- [TASK MATERIAL]
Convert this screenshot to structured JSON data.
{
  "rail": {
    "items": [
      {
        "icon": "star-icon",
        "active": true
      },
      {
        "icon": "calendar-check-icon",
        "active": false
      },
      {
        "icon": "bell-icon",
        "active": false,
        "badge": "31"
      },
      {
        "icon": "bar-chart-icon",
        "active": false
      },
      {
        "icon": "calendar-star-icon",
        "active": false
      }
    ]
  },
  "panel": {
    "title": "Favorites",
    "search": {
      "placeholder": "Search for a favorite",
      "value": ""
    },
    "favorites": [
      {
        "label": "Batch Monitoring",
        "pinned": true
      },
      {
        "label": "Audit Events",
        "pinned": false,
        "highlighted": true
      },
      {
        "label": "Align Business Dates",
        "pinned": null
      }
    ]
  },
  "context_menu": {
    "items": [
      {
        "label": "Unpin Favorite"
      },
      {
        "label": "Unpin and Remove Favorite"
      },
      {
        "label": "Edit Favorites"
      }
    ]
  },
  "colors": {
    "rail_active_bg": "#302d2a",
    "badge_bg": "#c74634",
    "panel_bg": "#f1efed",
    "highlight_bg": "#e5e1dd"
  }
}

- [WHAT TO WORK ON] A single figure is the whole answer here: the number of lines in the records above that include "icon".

- [ANSWER AREA] 5